have the time to sell your old car yourself, you might be willing to sell
the car for $300 less to a lot. The lot may even be able to clean it up and
sell it for more than you would have been able to, because it's worth
somebody else's extra $300 to walk onto a lot with a wide selection and a
decent reputation (rather than visit random individuals selling random used
Expertise (different from information!), convenience, economies of scale,
time-saving -- middlemen provide all sorts of value that ensures their
continued existence in many realms.
To the extent that you're right: I agree, some traditional advantages of
middlemen are being eroded due to increased availability of information.
This isn't particularly problematic though, because it leads to a more
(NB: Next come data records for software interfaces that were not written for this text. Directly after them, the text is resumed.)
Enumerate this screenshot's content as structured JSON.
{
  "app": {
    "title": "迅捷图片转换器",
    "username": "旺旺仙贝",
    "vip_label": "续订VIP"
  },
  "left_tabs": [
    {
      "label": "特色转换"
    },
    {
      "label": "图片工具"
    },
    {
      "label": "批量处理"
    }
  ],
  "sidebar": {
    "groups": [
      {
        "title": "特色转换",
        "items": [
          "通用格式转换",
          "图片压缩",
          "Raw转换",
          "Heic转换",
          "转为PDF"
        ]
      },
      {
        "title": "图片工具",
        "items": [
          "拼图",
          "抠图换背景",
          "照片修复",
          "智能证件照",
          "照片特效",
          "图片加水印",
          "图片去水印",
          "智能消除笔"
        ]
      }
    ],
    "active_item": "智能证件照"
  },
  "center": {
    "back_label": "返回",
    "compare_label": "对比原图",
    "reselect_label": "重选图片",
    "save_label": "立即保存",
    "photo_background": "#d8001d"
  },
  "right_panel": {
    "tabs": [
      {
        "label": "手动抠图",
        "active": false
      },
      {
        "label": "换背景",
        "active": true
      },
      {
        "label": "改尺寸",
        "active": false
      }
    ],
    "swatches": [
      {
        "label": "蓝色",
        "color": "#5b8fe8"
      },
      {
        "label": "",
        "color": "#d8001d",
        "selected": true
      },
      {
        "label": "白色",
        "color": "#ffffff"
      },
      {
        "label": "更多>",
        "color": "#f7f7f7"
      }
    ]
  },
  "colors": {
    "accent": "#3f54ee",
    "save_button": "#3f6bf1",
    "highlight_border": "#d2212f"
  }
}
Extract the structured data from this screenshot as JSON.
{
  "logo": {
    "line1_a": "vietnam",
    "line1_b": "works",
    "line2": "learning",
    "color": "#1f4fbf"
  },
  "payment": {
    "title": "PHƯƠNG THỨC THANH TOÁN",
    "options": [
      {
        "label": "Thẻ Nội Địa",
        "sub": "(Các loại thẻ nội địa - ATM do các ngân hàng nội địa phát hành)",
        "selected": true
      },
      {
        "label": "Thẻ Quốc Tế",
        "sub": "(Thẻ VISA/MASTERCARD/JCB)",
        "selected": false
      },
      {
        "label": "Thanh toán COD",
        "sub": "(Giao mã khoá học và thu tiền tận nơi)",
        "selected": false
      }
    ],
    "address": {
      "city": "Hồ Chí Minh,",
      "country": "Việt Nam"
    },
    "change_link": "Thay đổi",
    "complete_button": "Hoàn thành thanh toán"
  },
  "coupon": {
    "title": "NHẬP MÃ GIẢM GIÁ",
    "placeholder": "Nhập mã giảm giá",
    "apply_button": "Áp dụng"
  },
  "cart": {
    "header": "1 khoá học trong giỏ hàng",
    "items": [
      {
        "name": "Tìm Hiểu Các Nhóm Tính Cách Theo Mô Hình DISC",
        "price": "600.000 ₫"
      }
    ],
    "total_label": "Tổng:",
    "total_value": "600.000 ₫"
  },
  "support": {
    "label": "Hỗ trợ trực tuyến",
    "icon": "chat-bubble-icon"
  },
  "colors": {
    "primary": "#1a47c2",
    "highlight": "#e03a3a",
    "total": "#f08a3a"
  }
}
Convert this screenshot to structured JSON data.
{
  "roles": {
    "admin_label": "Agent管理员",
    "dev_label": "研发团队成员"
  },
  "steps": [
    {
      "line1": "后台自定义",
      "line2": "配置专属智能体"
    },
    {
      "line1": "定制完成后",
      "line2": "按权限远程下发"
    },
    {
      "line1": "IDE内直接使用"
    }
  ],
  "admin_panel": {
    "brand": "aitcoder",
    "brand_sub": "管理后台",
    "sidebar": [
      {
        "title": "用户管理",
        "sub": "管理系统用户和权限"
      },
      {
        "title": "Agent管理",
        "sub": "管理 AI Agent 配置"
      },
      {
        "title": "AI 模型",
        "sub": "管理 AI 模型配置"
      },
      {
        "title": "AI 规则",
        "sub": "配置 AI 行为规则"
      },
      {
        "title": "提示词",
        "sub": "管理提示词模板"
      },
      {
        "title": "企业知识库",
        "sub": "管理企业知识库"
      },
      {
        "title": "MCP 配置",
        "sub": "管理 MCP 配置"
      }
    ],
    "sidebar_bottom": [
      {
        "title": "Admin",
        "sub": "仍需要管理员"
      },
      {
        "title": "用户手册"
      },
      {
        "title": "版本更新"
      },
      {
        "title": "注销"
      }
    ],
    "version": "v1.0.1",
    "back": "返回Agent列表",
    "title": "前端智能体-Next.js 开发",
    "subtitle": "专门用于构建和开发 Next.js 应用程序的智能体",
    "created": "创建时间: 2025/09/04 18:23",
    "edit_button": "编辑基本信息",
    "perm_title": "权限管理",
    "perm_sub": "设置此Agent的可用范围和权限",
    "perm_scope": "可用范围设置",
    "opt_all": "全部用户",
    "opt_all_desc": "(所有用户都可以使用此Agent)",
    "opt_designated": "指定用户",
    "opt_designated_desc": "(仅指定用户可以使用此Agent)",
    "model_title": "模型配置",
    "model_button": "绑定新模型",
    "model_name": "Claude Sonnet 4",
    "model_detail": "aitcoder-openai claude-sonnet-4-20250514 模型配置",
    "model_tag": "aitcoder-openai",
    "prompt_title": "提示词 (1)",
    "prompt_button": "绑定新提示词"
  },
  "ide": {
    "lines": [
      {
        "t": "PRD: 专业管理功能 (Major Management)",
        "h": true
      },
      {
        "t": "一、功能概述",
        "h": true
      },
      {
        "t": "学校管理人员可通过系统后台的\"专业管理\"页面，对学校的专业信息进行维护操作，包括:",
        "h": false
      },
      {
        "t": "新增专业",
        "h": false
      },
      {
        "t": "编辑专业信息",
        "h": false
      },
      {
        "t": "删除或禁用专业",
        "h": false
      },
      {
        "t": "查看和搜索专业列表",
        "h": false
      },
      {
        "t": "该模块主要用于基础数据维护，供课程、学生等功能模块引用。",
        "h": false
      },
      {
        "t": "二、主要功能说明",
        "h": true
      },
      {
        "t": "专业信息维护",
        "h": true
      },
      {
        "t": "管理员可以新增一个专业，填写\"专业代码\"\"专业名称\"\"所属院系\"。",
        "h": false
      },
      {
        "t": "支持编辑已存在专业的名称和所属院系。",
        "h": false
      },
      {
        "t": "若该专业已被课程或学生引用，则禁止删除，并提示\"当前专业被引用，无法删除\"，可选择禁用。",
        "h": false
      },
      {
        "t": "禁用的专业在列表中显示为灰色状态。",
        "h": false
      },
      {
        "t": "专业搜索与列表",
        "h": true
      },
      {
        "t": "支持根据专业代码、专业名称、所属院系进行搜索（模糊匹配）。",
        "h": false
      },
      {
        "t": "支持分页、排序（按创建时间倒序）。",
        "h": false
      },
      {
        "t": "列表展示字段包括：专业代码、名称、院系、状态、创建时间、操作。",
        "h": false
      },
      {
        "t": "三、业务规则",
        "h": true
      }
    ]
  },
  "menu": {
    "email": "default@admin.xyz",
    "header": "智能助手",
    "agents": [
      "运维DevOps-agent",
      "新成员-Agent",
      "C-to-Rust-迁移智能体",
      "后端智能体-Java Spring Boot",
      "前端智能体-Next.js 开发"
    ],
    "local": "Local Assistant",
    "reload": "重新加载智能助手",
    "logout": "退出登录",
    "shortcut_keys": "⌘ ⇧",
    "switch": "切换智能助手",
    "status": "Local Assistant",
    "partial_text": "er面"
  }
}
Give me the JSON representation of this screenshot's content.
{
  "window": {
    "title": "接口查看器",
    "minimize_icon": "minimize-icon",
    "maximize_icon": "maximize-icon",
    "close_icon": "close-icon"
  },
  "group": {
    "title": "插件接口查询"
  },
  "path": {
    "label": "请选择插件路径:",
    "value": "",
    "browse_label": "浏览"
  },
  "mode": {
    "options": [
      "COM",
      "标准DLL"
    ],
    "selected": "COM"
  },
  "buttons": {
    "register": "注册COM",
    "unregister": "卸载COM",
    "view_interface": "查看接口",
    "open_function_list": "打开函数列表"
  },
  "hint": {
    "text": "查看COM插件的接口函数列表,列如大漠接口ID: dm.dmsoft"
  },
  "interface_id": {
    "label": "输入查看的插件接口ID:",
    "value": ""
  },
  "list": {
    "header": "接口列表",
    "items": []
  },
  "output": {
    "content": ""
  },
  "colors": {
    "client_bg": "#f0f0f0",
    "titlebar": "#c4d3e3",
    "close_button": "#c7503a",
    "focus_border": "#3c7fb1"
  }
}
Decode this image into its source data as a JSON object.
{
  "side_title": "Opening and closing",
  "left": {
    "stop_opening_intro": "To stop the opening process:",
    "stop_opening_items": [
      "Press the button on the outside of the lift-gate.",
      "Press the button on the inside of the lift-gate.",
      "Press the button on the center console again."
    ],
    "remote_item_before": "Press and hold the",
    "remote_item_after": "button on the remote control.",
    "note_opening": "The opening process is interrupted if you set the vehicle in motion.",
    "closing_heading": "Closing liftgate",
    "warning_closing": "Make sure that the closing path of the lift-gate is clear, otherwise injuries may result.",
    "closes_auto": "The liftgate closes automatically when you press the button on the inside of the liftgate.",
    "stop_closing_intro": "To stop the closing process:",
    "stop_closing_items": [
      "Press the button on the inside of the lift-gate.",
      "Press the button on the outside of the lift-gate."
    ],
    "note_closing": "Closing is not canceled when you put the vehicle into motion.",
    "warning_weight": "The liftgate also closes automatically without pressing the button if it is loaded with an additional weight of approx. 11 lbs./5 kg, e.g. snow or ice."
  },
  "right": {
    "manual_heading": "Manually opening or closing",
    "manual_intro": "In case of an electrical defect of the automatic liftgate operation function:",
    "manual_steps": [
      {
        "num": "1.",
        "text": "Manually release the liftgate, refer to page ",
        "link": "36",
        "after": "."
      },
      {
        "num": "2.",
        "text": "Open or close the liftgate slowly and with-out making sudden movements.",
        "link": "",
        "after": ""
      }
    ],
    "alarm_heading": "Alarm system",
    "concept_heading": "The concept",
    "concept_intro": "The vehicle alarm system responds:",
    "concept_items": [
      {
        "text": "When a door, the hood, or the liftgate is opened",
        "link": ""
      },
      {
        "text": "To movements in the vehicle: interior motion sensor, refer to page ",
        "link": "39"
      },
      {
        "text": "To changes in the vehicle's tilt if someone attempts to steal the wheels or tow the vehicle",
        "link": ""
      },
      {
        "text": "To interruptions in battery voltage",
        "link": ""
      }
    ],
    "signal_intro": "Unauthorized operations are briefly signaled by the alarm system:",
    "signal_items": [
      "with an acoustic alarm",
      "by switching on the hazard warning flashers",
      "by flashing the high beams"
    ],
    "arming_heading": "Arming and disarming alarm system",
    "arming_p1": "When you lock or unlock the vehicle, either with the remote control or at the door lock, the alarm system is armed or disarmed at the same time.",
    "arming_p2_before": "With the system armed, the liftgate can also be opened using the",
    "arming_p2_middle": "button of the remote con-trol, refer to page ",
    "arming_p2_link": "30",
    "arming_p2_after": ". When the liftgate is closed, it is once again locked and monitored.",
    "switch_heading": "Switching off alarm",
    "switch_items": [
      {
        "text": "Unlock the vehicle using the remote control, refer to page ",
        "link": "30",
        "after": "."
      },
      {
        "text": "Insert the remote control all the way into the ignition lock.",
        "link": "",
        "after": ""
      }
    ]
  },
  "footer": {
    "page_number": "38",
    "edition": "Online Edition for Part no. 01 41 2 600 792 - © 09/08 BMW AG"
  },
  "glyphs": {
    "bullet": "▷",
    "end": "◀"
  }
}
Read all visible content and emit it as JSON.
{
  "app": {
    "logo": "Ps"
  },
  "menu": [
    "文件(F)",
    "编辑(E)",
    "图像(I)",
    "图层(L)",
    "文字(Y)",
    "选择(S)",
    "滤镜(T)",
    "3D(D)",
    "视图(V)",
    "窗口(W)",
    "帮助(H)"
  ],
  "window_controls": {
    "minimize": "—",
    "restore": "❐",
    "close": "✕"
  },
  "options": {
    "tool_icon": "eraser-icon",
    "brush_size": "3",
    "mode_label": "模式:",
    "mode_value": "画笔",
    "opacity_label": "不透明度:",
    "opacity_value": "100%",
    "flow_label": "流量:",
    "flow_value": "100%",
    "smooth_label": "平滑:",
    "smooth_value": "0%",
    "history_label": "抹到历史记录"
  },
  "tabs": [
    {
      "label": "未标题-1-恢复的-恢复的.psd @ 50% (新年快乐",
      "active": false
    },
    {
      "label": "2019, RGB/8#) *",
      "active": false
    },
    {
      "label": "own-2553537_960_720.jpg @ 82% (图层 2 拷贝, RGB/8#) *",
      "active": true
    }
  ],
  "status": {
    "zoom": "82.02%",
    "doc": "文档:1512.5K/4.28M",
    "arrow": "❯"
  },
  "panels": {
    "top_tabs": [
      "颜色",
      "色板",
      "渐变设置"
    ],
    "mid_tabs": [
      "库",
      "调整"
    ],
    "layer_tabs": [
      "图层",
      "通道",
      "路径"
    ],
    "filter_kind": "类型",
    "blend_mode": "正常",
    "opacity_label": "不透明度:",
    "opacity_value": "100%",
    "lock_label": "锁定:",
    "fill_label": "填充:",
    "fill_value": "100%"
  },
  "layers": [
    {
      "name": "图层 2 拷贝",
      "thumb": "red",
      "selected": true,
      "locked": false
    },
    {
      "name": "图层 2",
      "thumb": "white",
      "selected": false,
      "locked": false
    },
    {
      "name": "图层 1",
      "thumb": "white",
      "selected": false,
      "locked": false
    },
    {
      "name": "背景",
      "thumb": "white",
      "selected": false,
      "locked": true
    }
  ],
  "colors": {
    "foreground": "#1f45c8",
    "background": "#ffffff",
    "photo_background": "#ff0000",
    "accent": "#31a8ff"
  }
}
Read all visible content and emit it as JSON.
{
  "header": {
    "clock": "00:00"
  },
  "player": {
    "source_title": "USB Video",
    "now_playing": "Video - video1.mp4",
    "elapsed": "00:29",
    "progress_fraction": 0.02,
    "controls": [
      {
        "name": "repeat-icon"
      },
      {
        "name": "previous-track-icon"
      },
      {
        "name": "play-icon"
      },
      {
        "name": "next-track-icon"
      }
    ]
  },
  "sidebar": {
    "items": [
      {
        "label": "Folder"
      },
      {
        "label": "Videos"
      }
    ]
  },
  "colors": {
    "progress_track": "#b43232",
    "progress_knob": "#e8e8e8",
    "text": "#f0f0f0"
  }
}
efficient economy. Back when we needed a physical store and parking lot and
sales clerks just in order to buy a video game, it cost more. Now that I
can buy a used Gauntlet Playstation disk from Half.com for $14, I'm getting
more value for my money. Is that store vacated, the parking lot littered
and the sales clerks unemployed? Nope -- it's replaced by a Trader Joes,
making their value add on gourmet packaged food and drinks. Now I get
trader joes closer to my home AND a cheaper used copy of Gauntlet. Given
enough flexibility in adapting to change -- who loses?
> The focus right now is on someone cheaper.
Really? So wages are dropping, right? A big worry during the recent boom
was rising wages. But are they dropping, even now -- and are they dropping
to levels lower than before the boom? I'm not sure all the data is in yet,
but it isn't too discouraging. Don't Chicken Little on us, now.
"Wages are also showing signs of rising faster than expected. Unit labor
costs, one gauge of rising wages, increased by 2.7 percent, not 2.1 percent,
in the second quarter compared with the first. Unit labor costs are rising
at 5.1 percent rate among manufacturers, much faster than in the rest of the
economy. " Sept 2001
> Japanesse were doing this before their ongoing 10 year depression weren't
By "this" you restricting information and convincing people to overpay for
everything? But, if that's the problem, then why do you think opening up
information sources will hurt?
What I've read about Japans problems, in the Economist, Foreign Affairs and
online, seems that Japan had a major bubble. A lot of that bubble was
propped up by bad loans from banks or between businesses.
> So which way will we go? unions + restricted information, or do we follow
> japan into the death spiral?
Personally, I don't think those are the only choices. There are many other
differences between Japan and US. People in the US are more likely to
participate in the economy, and more flexible in moving between companies
and even locations. Banks are more open and competitive.
Here's a start: Krugman's good at discussing reasons, approaches, and
comparisons between US and Japan.
http://slate.msn.com/Dismal/99-03-11/Dismal.asp - japan's "ossified
http://web.mit.edu/krugman/www/jpage.html - more from Krugman on the issue.
"Japan is in the dreaded "liquidity trap", in which monetary policy becomes
ineffective because you can't push interest rates below zero. "
Hope this helps the discussion,